* What the exercise asks *
Determine how many lines of the records include "value", and answer with the number alone.

++++++++++++++++++++

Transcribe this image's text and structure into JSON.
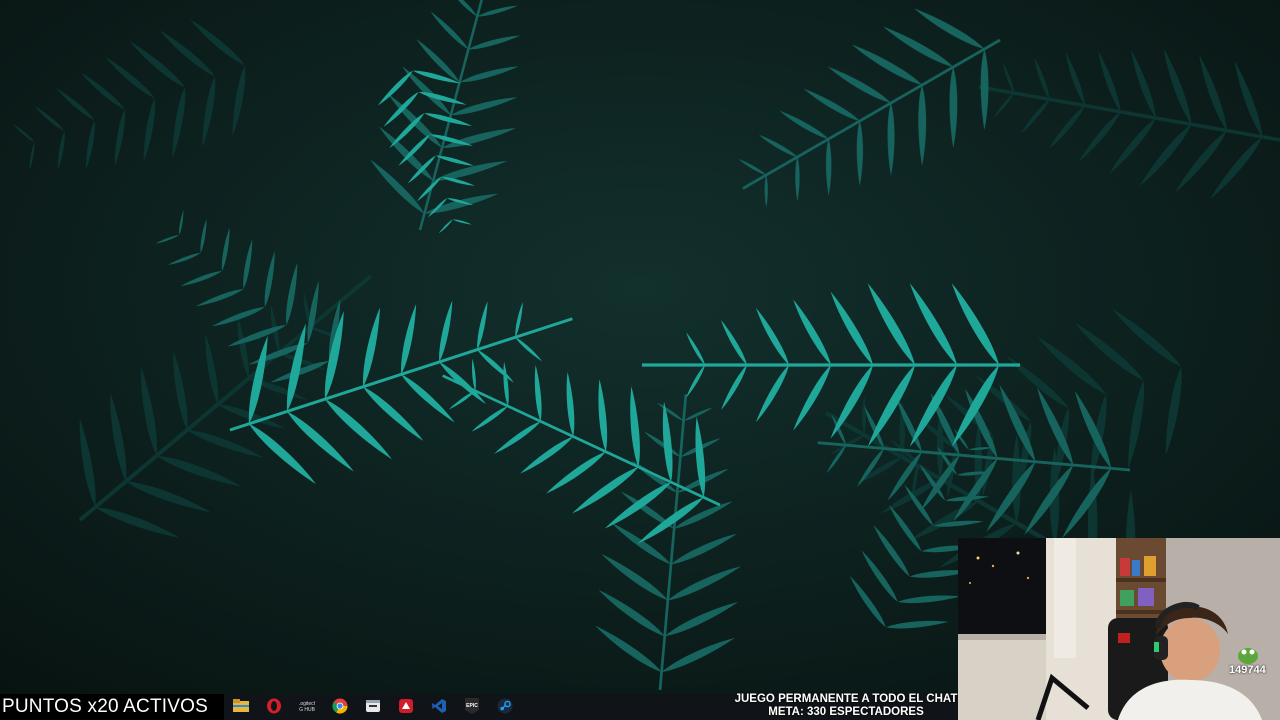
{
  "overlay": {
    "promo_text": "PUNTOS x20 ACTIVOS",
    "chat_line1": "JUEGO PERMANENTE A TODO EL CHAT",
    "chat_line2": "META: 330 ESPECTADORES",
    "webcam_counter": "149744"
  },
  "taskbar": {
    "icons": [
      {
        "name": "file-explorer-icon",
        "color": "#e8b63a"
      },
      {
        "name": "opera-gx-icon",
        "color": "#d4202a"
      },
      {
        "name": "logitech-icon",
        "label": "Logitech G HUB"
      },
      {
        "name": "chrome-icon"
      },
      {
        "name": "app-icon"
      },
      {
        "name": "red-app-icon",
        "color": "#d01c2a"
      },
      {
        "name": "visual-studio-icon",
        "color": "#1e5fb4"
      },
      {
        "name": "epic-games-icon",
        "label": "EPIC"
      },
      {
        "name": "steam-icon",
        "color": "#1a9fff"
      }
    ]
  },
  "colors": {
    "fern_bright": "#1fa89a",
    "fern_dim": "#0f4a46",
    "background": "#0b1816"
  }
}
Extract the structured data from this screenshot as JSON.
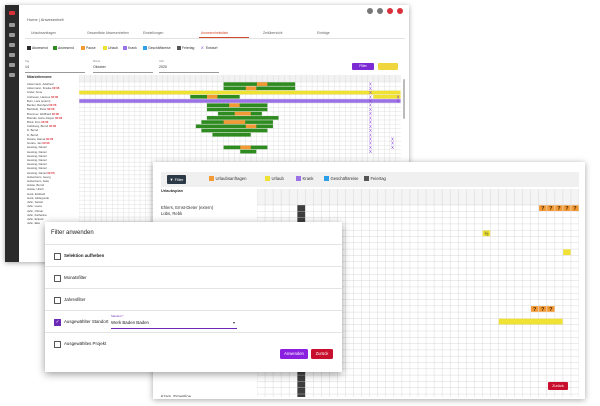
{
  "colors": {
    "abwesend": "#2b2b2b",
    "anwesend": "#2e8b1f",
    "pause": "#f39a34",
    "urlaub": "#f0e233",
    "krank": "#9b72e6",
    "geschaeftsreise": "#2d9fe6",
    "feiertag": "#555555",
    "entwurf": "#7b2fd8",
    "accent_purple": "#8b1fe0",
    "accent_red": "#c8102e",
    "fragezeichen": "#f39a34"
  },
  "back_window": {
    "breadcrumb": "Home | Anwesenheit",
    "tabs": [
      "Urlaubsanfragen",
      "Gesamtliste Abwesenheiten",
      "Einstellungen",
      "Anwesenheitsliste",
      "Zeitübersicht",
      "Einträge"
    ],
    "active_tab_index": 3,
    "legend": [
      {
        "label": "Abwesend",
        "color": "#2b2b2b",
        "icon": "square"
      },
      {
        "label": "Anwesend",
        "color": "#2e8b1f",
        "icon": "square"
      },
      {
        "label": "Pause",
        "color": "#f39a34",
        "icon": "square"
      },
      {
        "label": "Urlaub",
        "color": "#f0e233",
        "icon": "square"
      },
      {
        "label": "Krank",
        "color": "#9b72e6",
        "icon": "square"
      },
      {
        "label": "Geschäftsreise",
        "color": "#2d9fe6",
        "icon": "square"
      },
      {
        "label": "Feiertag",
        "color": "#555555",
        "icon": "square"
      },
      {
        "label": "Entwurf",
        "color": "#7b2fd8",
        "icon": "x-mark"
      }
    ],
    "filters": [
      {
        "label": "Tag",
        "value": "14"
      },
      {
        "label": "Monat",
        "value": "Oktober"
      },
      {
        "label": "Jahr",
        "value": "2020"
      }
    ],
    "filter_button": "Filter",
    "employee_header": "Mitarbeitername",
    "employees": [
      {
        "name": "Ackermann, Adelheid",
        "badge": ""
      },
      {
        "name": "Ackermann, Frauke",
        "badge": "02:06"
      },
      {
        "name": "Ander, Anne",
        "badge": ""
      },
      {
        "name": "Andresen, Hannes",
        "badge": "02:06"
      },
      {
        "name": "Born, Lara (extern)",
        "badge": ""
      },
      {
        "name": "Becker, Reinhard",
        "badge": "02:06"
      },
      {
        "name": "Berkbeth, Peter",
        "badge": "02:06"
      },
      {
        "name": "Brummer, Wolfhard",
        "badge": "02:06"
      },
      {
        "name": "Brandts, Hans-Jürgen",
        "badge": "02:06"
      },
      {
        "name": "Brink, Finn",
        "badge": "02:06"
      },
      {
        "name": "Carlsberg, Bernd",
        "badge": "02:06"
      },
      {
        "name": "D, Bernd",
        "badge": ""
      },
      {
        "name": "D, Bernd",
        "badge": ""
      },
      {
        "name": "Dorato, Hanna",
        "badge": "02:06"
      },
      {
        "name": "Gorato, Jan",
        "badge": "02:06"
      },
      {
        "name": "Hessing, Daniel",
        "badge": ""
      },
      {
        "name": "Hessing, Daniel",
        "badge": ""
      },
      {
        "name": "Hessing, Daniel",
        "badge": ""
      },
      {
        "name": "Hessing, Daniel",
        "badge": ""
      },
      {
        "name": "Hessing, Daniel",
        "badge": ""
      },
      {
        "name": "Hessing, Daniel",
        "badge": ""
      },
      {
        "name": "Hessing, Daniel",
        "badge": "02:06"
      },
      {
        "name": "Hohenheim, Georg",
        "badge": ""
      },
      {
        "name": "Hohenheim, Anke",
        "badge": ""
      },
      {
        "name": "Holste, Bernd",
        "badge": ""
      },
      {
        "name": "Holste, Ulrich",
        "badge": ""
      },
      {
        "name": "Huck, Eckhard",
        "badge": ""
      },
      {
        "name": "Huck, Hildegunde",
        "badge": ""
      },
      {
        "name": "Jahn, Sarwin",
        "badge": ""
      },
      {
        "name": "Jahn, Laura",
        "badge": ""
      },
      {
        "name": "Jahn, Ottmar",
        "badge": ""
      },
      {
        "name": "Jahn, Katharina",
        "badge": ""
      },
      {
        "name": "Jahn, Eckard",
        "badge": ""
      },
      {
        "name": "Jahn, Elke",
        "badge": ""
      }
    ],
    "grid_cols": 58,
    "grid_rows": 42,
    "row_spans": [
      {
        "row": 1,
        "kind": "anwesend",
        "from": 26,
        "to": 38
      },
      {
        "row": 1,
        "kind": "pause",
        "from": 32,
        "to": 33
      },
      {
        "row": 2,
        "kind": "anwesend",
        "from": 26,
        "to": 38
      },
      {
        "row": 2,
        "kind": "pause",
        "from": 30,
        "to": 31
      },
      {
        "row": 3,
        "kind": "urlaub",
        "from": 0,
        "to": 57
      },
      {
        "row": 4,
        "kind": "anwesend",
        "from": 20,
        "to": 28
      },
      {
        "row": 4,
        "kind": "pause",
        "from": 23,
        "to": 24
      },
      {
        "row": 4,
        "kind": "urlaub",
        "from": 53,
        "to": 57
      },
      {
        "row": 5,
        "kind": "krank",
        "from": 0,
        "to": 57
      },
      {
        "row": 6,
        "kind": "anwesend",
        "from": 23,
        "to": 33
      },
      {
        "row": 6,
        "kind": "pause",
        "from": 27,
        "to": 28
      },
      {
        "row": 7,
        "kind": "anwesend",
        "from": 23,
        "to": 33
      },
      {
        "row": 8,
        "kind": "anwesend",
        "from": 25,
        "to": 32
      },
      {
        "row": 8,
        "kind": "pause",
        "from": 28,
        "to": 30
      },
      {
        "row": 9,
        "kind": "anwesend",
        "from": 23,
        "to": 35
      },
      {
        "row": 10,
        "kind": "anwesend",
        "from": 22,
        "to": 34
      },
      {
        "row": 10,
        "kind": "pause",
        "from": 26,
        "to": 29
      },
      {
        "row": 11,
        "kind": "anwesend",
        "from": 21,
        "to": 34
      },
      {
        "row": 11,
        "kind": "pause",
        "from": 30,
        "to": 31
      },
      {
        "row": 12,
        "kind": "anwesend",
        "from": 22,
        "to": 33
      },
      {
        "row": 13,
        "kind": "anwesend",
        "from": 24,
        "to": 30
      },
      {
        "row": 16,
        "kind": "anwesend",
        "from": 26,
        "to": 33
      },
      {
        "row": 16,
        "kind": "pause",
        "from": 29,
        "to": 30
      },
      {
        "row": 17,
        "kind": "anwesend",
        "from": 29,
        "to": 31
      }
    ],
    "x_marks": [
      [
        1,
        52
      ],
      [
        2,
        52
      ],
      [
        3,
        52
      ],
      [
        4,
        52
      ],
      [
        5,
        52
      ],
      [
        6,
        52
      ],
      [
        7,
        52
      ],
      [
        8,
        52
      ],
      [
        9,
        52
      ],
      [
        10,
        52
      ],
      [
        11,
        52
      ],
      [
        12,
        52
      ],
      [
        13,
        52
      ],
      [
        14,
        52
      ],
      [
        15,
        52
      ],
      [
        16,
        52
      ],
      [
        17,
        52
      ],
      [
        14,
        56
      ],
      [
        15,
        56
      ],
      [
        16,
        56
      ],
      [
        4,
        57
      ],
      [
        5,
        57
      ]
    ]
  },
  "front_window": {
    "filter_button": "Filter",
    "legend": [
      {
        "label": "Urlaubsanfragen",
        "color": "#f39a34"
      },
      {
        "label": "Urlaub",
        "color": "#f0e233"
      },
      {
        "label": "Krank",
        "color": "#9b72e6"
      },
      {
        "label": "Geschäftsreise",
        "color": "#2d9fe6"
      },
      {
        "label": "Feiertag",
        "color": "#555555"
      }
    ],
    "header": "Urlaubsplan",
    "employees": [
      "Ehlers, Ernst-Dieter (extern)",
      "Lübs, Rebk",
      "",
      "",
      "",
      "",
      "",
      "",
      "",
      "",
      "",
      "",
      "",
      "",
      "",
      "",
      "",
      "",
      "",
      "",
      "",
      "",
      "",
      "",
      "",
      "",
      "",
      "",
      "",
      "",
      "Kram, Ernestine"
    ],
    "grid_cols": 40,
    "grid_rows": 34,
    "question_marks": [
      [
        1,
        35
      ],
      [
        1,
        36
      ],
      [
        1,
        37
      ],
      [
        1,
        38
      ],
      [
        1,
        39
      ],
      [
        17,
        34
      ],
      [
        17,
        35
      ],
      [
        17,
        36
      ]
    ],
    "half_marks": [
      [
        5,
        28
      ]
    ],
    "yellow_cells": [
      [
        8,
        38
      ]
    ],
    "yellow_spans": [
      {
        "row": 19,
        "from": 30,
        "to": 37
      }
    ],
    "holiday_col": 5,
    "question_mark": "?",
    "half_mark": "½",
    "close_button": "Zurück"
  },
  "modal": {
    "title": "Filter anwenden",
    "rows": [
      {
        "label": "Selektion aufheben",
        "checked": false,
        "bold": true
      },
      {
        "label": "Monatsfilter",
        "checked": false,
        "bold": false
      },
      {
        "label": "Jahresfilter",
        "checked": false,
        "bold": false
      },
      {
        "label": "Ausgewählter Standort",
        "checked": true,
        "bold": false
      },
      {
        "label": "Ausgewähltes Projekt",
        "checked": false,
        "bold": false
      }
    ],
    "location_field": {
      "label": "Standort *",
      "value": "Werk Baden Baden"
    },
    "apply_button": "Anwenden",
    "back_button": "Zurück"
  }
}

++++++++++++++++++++

* Output for this exercise *
4